→ TASK DIRECTIONS: Please repeat the data below exactly, with the pictures removed.
### SOURCE RECORDS ###
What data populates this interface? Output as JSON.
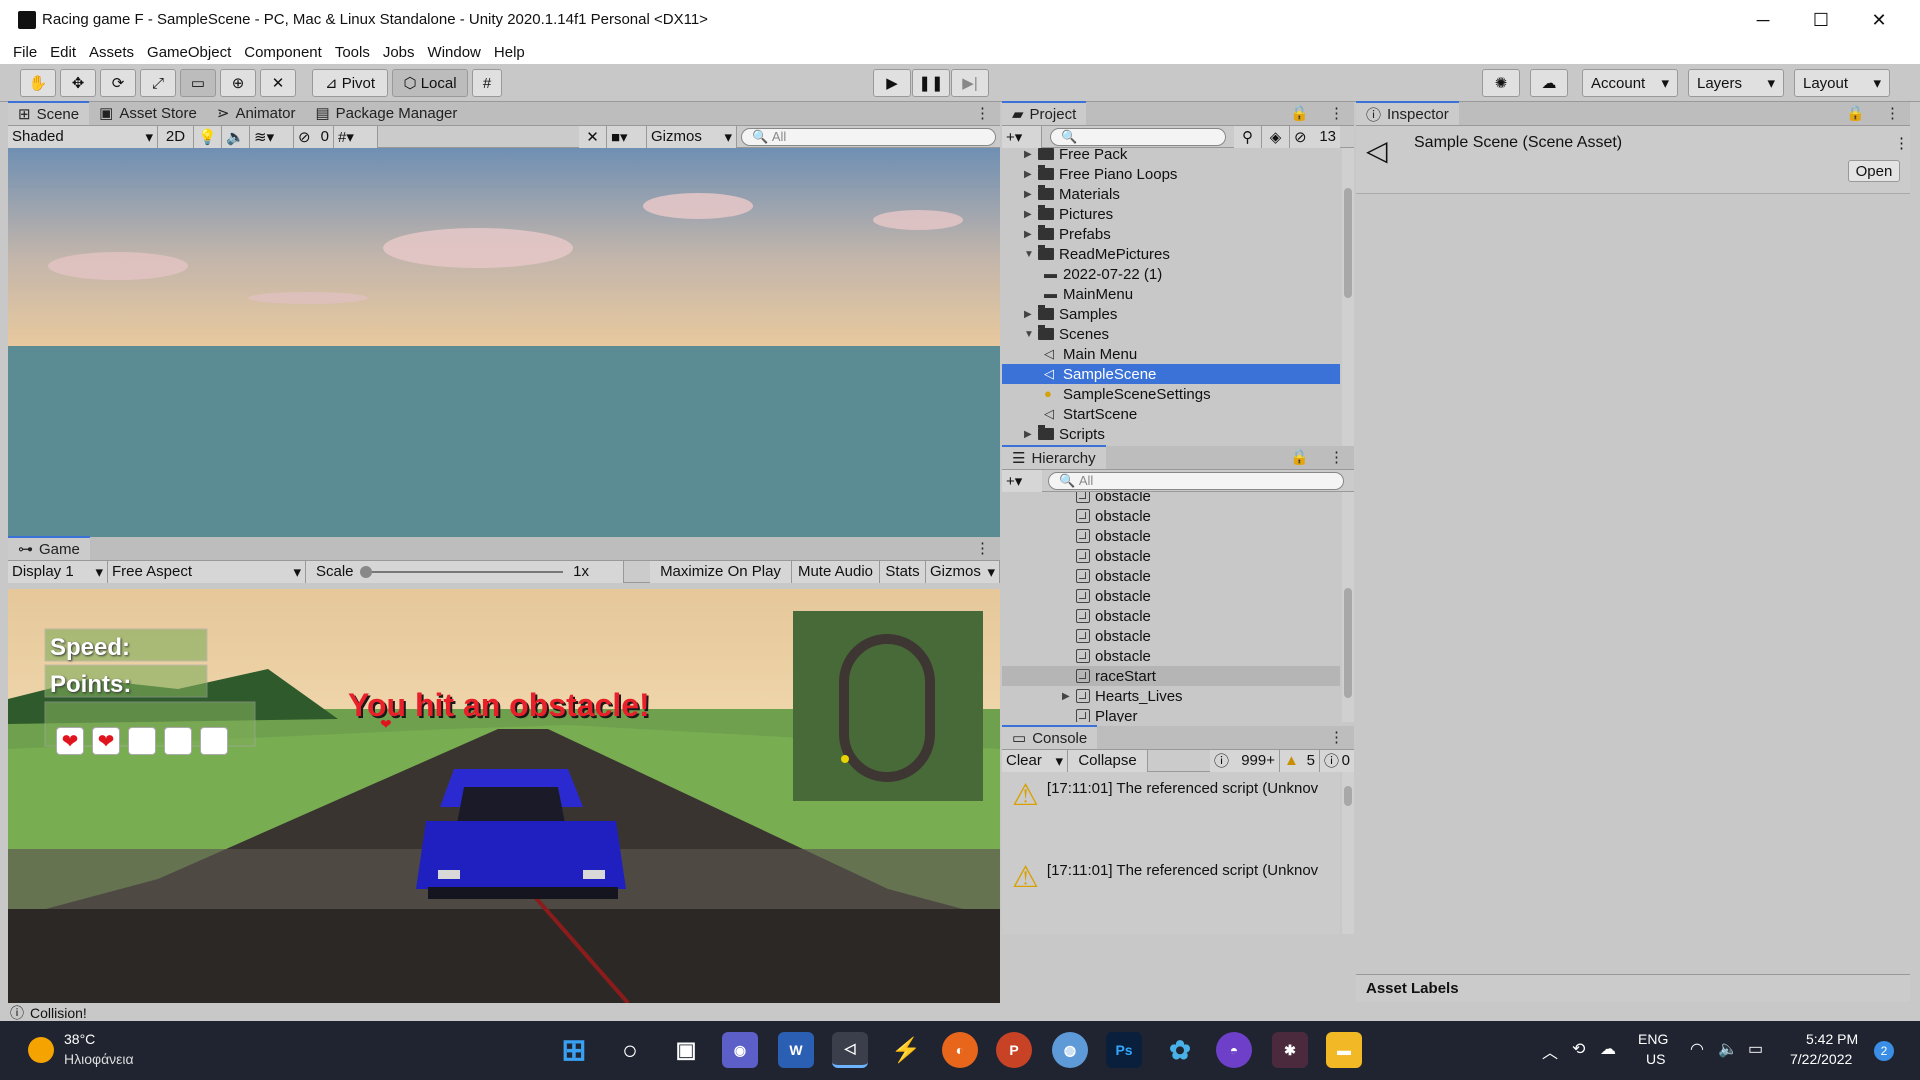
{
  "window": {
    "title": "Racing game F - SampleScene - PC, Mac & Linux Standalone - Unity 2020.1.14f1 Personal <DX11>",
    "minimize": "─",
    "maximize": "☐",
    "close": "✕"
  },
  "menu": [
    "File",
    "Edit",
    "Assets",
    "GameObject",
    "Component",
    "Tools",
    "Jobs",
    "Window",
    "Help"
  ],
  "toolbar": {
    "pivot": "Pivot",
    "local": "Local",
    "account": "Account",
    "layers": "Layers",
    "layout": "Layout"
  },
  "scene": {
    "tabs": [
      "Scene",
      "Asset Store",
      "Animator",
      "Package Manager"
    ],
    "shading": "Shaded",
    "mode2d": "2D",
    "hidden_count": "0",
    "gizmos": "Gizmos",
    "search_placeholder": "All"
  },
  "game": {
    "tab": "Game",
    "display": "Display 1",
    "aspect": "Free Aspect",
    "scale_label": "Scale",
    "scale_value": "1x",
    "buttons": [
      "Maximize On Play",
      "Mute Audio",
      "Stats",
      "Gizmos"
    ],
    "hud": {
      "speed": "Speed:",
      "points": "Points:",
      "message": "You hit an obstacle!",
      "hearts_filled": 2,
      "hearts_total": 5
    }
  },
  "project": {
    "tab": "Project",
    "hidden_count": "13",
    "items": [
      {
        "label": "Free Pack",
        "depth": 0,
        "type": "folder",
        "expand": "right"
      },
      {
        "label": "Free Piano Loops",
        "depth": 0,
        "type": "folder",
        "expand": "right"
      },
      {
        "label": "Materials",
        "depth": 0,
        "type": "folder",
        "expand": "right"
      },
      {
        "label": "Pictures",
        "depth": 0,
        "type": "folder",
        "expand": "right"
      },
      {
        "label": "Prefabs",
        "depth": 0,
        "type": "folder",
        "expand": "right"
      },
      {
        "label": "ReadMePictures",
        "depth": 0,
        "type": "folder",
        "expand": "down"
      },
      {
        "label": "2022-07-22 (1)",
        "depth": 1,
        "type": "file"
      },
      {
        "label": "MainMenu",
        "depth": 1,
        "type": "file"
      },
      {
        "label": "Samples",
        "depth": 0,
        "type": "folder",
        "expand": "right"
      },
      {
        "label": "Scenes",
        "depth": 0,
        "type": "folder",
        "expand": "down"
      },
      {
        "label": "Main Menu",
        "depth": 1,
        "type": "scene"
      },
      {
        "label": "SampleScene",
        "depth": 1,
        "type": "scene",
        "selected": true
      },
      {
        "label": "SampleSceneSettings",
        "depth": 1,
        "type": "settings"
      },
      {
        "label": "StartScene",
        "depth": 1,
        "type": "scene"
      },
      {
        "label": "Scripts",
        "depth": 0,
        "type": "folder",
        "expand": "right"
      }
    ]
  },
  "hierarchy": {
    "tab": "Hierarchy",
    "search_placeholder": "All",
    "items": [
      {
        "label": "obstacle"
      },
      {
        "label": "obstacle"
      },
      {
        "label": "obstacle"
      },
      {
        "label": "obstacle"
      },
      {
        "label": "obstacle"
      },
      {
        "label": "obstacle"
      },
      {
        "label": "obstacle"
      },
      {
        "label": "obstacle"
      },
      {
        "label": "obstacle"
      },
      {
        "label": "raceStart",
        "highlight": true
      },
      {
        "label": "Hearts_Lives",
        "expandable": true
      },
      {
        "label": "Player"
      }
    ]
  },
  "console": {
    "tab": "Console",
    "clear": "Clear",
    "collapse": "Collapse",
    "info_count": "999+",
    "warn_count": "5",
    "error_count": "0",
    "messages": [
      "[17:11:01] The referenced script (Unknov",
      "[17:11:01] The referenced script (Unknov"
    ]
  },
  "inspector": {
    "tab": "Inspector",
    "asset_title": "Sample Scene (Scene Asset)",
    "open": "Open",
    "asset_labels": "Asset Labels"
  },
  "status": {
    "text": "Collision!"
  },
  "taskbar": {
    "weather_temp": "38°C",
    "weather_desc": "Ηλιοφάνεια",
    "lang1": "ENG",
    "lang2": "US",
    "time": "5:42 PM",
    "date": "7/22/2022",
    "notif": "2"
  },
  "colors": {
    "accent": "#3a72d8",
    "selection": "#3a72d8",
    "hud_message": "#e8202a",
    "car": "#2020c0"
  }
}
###
→ ANSWER FOR THIS EXERCISE:
What data populates this interface? Output as JSON.
{
  "window": {
    "title": "Racing game F - SampleScene - PC, Mac & Linux Standalone - Unity 2020.1.14f1 Personal <DX11>",
    "minimize": "─",
    "maximize": "☐",
    "close": "✕"
  },
  "menu": [
    "File",
    "Edit",
    "Assets",
    "GameObject",
    "Component",
    "Tools",
    "Jobs",
    "Window",
    "Help"
  ],
  "toolbar": {
    "pivot": "Pivot",
    "local": "Local",
    "account": "Account",
    "layers": "Layers",
    "layout": "Layout"
  },
  "scene": {
    "tabs": [
      "Scene",
      "Asset Store",
      "Animator",
      "Package Manager"
    ],
    "shading": "Shaded",
    "mode2d": "2D",
    "hidden_count": "0",
    "gizmos": "Gizmos",
    "search_placeholder": "All"
  },
  "game": {
    "tab": "Game",
    "display": "Display 1",
    "aspect": "Free Aspect",
    "scale_label": "Scale",
    "scale_value": "1x",
    "buttons": [
      "Maximize On Play",
      "Mute Audio",
      "Stats",
      "Gizmos"
    ],
    "hud": {
      "speed": "Speed:",
      "points": "Points:",
      "message": "You hit an obstacle!",
      "hearts_filled": 2,
      "hearts_total": 5
    }
  },
  "project": {
    "tab": "Project",
    "hidden_count": "13",
    "items": [
      {
        "label": "Free Pack",
        "depth": 0,
        "type": "folder",
        "expand": "right"
      },
      {
        "label": "Free Piano Loops",
        "depth": 0,
        "type": "folder",
        "expand": "right"
      },
      {
        "label": "Materials",
        "depth": 0,
        "type": "folder",
        "expand": "right"
      },
      {
        "label": "Pictures",
        "depth": 0,
        "type": "folder",
        "expand": "right"
      },
      {
        "label": "Prefabs",
        "depth": 0,
        "type": "folder",
        "expand": "right"
      },
      {
        "label": "ReadMePictures",
        "depth": 0,
        "type": "folder",
        "expand": "down"
      },
      {
        "label": "2022-07-22 (1)",
        "depth": 1,
        "type": "file"
      },
      {
        "label": "MainMenu",
        "depth": 1,
        "type": "file"
      },
      {
        "label": "Samples",
        "depth": 0,
        "type": "folder",
        "expand": "right"
      },
      {
        "label": "Scenes",
        "depth": 0,
        "type": "folder",
        "expand": "down"
      },
      {
        "label": "Main Menu",
        "depth": 1,
        "type": "scene"
      },
      {
        "label": "SampleScene",
        "depth": 1,
        "type": "scene",
        "selected": true
      },
      {
        "label": "SampleSceneSettings",
        "depth": 1,
        "type": "settings"
      },
      {
        "label": "StartScene",
        "depth": 1,
        "type": "scene"
      },
      {
        "label": "Scripts",
        "depth": 0,
        "type": "folder",
        "expand": "right"
      }
    ]
  },
  "hierarchy": {
    "tab": "Hierarchy",
    "search_placeholder": "All",
    "items": [
      {
        "label": "obstacle"
      },
      {
        "label": "obstacle"
      },
      {
        "label": "obstacle"
      },
      {
        "label": "obstacle"
      },
      {
        "label": "obstacle"
      },
      {
        "label": "obstacle"
      },
      {
        "label": "obstacle"
      },
      {
        "label": "obstacle"
      },
      {
        "label": "obstacle"
      },
      {
        "label": "raceStart",
        "highlight": true
      },
      {
        "label": "Hearts_Lives",
        "expandable": true
      },
      {
        "label": "Player"
      }
    ]
  },
  "console": {
    "tab": "Console",
    "clear": "Clear",
    "collapse": "Collapse",
    "info_count": "999+",
    "warn_count": "5",
    "error_count": "0",
    "messages": [
      "[17:11:01] The referenced script (Unknov",
      "[17:11:01] The referenced script (Unknov"
    ]
  },
  "inspector": {
    "tab": "Inspector",
    "asset_title": "Sample Scene (Scene Asset)",
    "open": "Open",
    "asset_labels": "Asset Labels"
  },
  "status": {
    "text": "Collision!"
  },
  "taskbar": {
    "weather_temp": "38°C",
    "weather_desc": "Ηλιοφάνεια",
    "lang1": "ENG",
    "lang2": "US",
    "time": "5:42 PM",
    "date": "7/22/2022",
    "notif": "2"
  },
  "colors": {
    "accent": "#3a72d8",
    "selection": "#3a72d8",
    "hud_message": "#e8202a",
    "car": "#2020c0"
  }
}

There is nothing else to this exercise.